What happened to love songs?

So the other day, a friend of mine posted on Face Book, his feelings about a new song by Keith Sweat and Joe, called Test drive. According to him,it's the ultimate ballad. Being familiar with the lyrics for this song, I spent the next few days wondering if for some reason, I had missed the memo on, "How you sweet talk women in the new millennium."

This tune has a very catchy beat and an engaging hook, but the lyrics are awe inspiring, with deep loving and reflective verses like; "Out of all the cars, in the yard. You're the one a player wants. Got a big bank girl, I can buy the parts," Test Drive goes where other love songs fail. I mean songs by Luther Vandross with lines like; "Love has truly, been good to me, not even one sad day, or minute have I had since you came my way," are eclipsed by Test Drive's reflective; "I know you thinkin, I'm talkin about a car, but baby I'm not I'm talking about us."

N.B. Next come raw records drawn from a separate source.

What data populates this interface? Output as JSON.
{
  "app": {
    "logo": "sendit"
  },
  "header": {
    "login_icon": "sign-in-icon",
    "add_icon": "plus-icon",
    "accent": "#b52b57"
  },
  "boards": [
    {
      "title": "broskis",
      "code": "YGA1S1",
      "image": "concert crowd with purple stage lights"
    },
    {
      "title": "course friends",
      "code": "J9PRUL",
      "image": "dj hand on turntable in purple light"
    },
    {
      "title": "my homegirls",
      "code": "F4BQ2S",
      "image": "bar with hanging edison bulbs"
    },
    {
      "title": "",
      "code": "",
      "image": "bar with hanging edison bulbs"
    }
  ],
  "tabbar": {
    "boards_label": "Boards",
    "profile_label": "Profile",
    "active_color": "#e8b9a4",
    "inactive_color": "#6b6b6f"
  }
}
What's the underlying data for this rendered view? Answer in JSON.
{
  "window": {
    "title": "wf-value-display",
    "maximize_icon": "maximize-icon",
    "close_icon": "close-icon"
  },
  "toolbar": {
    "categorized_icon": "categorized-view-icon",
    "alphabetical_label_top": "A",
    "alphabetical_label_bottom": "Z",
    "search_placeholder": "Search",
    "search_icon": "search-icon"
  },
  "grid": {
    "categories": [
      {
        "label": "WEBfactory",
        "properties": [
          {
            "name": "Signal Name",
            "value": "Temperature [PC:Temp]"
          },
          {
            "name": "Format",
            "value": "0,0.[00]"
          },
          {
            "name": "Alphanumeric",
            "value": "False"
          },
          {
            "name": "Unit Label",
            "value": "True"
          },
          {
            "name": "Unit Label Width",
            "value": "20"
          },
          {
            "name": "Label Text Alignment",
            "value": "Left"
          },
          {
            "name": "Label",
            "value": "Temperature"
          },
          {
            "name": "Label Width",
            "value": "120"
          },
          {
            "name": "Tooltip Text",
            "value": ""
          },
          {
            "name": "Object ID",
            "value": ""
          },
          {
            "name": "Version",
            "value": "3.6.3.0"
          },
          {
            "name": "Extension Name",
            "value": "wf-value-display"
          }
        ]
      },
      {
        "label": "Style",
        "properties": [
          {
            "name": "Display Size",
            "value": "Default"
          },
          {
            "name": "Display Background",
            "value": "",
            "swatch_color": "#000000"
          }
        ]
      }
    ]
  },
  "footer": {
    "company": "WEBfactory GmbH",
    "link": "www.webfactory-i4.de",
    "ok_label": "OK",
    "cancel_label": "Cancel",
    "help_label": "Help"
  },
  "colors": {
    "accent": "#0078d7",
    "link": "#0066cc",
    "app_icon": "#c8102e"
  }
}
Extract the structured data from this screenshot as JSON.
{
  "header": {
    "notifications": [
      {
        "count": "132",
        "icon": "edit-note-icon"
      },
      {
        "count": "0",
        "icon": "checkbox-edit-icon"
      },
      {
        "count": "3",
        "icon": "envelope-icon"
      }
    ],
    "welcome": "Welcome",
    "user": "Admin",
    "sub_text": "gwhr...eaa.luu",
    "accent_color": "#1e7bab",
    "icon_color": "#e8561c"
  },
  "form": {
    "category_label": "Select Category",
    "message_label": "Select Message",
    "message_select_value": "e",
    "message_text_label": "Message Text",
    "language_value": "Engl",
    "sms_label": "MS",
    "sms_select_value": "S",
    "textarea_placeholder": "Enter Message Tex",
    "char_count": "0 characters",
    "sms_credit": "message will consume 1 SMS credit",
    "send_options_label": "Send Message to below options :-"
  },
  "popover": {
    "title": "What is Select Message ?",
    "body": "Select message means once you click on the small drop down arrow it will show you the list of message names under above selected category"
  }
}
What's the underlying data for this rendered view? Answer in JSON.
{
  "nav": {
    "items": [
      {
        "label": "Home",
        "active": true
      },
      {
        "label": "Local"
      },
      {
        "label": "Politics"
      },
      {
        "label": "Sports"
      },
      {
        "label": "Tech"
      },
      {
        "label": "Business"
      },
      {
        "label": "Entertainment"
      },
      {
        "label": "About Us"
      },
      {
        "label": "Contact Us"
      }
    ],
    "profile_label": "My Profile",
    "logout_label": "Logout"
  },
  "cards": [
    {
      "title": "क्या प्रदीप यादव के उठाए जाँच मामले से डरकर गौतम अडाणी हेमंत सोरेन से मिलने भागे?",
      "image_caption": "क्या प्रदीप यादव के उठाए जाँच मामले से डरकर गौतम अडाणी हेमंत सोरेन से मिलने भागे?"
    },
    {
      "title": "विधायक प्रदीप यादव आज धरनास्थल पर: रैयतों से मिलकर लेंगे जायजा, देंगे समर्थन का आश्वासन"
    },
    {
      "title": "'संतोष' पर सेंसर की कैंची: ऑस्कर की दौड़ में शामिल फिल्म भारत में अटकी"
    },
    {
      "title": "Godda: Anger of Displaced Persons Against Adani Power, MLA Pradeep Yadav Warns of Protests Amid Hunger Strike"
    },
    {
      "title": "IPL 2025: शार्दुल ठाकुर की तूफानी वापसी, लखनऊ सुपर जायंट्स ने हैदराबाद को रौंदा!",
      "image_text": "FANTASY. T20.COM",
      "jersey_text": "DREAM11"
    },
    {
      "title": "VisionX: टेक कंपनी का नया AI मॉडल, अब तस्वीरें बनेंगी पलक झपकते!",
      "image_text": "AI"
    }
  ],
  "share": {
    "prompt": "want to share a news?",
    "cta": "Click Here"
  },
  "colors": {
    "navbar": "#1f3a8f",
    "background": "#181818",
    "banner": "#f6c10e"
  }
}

Evidently there is something us Gen Xer's are missing. The way to a woman's heart in the Gen Y diaspora does not meander through her brain and down towards her heart. It's not captured by the ears and masticated for filtration to be deciphered in code. No, you've got to reach right down and grab her panties. So, saying, "Love has a mind of it's own, it comes at the strangest times, somehow it takes control, so try and try but it won't let me go, no matter what I do or where I go your love's got a hold on me," (Glenn Jones) is inadequate today. No, with today's girls you've got to go for the jugular; "You make me wanna test drive -It's hot up in here I'm a take off your top- You make me wanna test drive - Got my feet on the gas and we won't ever stop- You make me wanna test drive - Just put the roof back and let your panties drop- Down, down, touch the ground." That's the stuff that gets them wild.

You see what's most frustrating is that a lot of today's young crooners have these magnificent voices, Tyrese, Tank, Joe, Avant, Ginuwine; and yet their choice of material continues to perpetuate the unsophisticated palate of Ghetto romance. In Tyrese's immortal words, "You know we be tearing it up, breaking @#$% that Ghetto love. So, how you gonna act like that?" I mean how could Teddy Pendergrass even think of singing, "Think I better let it go, looks like another love TKO?" When girls today are scrambling for songs that talk about; "I'm what you need, you need a lift girl, I'll be the seat. Come on and sit on it, ride on it, but don't you move from it."

I feel like I'm in a Barry White time warp. Caught up in his line, "Tell me a secret, I just don't wanna know about any secret but I wanna know about that special secret." I'm still glowing from knowing that, "Love won't let me wait, because the time is right, to spend the night, in a wonderland. So move a little close to me, you owe it to yourself." That's what I remember trying to conjugate as I navigated my way around a woman's head. Where did those words go?

Now, we are bombarded with; I keep it comin so my wood-grain telling me to go North, go East, Go West, Go South, down. Ridin in your Cadillac,keep your feet by the brake if you ain't ready yet." Lord, you took Luther away for some reason and just when we thought Brian McKnight might help us with, "My shattered dreams and broken heart are mending on the shelf. I saw you standing close, holding hands with someone else," money took his creative spirit and made him sing rubbish. Please help us, because somewhere, even my brothers that I grew up with, those who should remember what a true love song should be about, are now touting Test Drive.